A sign that all was not well at the Library during the war was that the AGM for Oct 1915/1916 was delayed for four months until March 1917. There must have been many uneasy moments between the British and German residents who were living in a surreal situation.
German U-Boats were patrolling the deep waters of the archipelago and in 1917 they had been instructed to attack and sink all enemy merchant and passenger ships that came their way. This resulted in no ships in, none out. Food was scarce. The British settlers were trapped; prisoners, having no regular contact with home.
These hostile U-boat actions served to bring the United States into the war. From that moment on, the outcome was never in doubt.
During the year 1916/17 Thomas Miller Reid, a founder member of the Library, served his time as President. In October 1917, his youngest son, Guy Patrick Spence Reid, MC, aged 20, was killed in a flying accident but, unsurprisingly, there is no mention of condolence in the Minute Book.
As the war drew to an end, the Library seemed to gain momentum and the new members of the committee proposed innovations which resuscitated the dying entity.
The end of 1917 saw the redoubtable Lady Goodenough taking an interest and she was quickly voted on to the committee.
At the same time the new vicar the Rev. E. Redfern was co-opted into Library service and settled in immediately. He was a man of boundless energy and walked in the footsteps of founder member the Rev. Arthur Humphreys when in 1918 he married Library helper Mabel Drummond-Hay. There was no jealousy from Mabel’s sister, Amy, who served on the committee with her new brother-in-law. Amy moved into the vicarage also.
At the end of the war the returning hero, Captain Noel Spence Reid DSO, MC joined the Library committee and added his youth and enthusiasm.

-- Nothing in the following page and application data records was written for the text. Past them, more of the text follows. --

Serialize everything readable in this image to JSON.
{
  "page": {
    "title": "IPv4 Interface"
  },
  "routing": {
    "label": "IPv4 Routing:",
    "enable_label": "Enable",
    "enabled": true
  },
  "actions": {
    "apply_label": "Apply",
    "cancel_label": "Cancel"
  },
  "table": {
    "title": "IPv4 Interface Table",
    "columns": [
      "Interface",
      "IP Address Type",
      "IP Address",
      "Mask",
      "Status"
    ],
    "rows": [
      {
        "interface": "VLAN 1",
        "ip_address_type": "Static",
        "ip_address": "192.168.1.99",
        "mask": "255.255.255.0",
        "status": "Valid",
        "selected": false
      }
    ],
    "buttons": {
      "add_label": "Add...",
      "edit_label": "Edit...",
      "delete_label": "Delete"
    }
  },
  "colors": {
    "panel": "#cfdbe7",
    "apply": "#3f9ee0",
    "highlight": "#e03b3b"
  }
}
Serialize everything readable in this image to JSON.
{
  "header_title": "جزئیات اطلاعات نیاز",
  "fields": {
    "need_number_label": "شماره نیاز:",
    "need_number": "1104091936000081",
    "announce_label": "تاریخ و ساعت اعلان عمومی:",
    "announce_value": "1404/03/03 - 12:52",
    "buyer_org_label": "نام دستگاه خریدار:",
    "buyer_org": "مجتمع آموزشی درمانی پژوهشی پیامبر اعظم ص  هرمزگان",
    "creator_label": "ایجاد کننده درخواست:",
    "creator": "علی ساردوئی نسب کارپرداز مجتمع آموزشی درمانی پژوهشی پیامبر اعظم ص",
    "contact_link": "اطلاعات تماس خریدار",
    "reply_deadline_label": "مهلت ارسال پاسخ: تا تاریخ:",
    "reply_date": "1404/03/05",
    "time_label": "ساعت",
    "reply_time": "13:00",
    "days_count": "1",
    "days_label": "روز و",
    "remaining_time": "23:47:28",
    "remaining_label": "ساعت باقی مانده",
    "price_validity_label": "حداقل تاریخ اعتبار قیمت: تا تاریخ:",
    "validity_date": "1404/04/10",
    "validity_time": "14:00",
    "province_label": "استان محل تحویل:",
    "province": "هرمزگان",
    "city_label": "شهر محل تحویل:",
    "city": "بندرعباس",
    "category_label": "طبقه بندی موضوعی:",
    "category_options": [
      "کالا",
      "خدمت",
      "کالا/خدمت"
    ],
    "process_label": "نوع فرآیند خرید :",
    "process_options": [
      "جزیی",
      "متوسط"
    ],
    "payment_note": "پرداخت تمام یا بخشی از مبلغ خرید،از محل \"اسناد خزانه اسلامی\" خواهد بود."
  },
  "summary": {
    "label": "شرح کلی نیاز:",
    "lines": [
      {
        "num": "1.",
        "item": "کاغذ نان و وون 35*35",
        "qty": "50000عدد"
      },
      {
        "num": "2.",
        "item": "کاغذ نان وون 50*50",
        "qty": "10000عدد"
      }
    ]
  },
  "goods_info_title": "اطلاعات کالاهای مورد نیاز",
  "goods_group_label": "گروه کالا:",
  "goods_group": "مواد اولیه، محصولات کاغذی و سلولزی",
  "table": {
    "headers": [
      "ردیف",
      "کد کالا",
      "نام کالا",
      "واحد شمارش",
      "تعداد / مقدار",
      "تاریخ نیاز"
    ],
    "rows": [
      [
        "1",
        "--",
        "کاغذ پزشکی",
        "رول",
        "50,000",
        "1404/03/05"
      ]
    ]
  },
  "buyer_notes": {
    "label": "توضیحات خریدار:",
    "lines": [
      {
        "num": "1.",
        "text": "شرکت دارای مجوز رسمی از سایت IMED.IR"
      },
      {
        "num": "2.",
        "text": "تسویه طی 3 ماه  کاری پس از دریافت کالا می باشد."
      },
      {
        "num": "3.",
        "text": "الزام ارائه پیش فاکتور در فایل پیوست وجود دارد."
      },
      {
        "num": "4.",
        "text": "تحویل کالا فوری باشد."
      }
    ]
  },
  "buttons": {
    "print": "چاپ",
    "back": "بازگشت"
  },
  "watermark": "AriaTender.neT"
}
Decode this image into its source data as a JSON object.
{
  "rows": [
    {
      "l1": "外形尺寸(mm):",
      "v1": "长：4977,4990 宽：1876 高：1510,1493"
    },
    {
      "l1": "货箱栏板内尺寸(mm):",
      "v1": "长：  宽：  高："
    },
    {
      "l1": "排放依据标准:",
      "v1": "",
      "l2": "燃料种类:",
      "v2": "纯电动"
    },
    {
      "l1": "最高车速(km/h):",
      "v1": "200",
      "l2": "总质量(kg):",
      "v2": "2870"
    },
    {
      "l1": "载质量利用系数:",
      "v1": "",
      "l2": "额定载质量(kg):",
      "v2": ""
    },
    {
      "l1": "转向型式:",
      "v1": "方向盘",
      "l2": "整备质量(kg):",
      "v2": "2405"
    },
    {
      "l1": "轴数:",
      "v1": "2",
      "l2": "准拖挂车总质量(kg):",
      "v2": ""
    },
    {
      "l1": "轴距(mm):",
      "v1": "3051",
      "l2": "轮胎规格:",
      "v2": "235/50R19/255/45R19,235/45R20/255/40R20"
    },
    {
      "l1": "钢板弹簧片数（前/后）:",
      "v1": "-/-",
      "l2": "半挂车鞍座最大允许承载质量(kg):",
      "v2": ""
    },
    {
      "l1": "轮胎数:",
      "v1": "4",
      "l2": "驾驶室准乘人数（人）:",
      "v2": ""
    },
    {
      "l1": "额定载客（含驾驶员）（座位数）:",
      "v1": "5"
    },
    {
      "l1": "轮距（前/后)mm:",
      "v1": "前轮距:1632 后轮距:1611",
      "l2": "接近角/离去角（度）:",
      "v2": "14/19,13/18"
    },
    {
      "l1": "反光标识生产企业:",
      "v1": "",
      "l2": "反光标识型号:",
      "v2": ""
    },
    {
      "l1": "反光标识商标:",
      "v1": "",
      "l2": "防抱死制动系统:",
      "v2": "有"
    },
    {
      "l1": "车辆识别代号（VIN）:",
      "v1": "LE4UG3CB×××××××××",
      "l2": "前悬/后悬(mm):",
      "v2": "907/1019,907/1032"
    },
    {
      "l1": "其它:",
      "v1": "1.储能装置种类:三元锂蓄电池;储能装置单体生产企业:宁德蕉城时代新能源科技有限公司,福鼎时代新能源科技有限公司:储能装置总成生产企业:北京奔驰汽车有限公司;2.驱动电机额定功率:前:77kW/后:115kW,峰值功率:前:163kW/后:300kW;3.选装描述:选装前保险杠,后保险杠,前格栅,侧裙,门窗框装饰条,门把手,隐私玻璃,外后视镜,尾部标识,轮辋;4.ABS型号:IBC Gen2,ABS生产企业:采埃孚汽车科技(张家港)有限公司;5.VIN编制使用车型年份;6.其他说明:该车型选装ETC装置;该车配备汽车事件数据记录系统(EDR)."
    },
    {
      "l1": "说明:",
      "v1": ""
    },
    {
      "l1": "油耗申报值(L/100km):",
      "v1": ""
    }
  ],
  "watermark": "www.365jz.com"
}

Noel was the eldest son of T.M.Reid.
By 1920 the Library was open three days a week – Monday 10am-12.30pm, Wednesday 2.30-4pm and Friday 10am-12.30pm. Also, after receiving a Goodenough spring clean, the Reading Room was re-opened.

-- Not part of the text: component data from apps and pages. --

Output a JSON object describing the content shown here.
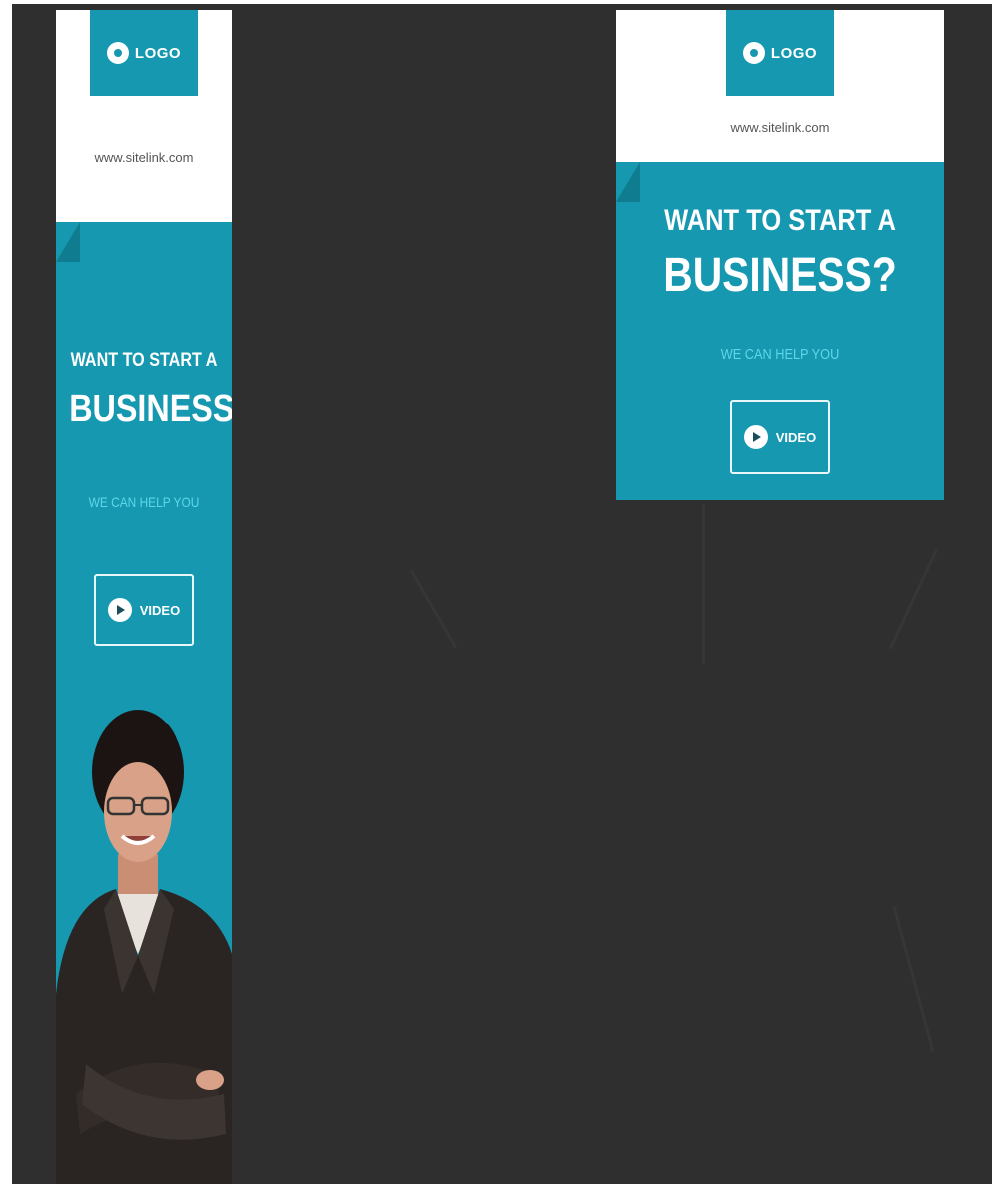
{
  "colors": {
    "teal": "#1598b0",
    "background": "#2f2f2f",
    "tagline": "#5fd6ea"
  },
  "skyscraper": {
    "logo_text": "LOGO",
    "site_url": "www.sitelink.com",
    "headline_line1": "WANT TO START A",
    "headline_line2": "BUSINESS?",
    "tagline": "WE CAN HELP YOU",
    "video_label": "VIDEO"
  },
  "rectangle": {
    "logo_text": "LOGO",
    "site_url": "www.sitelink.com",
    "headline_line1": "WANT TO START A",
    "headline_line2": "BUSINESS?",
    "tagline": "WE CAN HELP YOU",
    "video_label": "VIDEO"
  }
}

The Rev Redfern, God bless him, proposed that the Library purchase a typewriter which would be a step forward in the presentation of the minutes and correspondence. It would also be a boon to future historians who would find some of the early minutes indecipherable.
In November 1921 the Librarian, Mrs Ashton-Johnston, announced that the Library had a total of over 10,000 books of which 2,700 were fiction. This seems to be seriously lopsided but it gets worse as Mrs Ashton-Johnston added that in view of the number of useless novels with which the shelves are being encumbered we should subscribe to a book lending service in Great Britain which would probably cost about £20 a year. This suggestion was tried but proved to be unworkable.
Earlier in 1920 Mrs Beevor, the sister of the late Mrs Boreham, donated to the Orotava Library the 4,000 books that remained in the library at San Antonio. Mr and Mrs Ashton Johnston carried out the monumental task of cataloguing and arranging the Library to take in the Boreham bequest. This took over a year of patient and careful work with the Librarian and her husband attending the Library most days. Some 770 duplicates were sent to the wife of the British Consul in Santa Cruz so that the Britons living on the other side of the island might form the nucleus of a library. Once again someone had stepped into the breach to help the Library at a difficult time.
We now pass on to the 1920s. Did they roar in the Orotava Valley? They got off to a good start.
In 1921, a notice requesting SILENCE came to be placed in the reading room. Before the war it would have been unnecessary. It remained in place until 2011 when it once again became unnecessary. The notice was being totally ignored.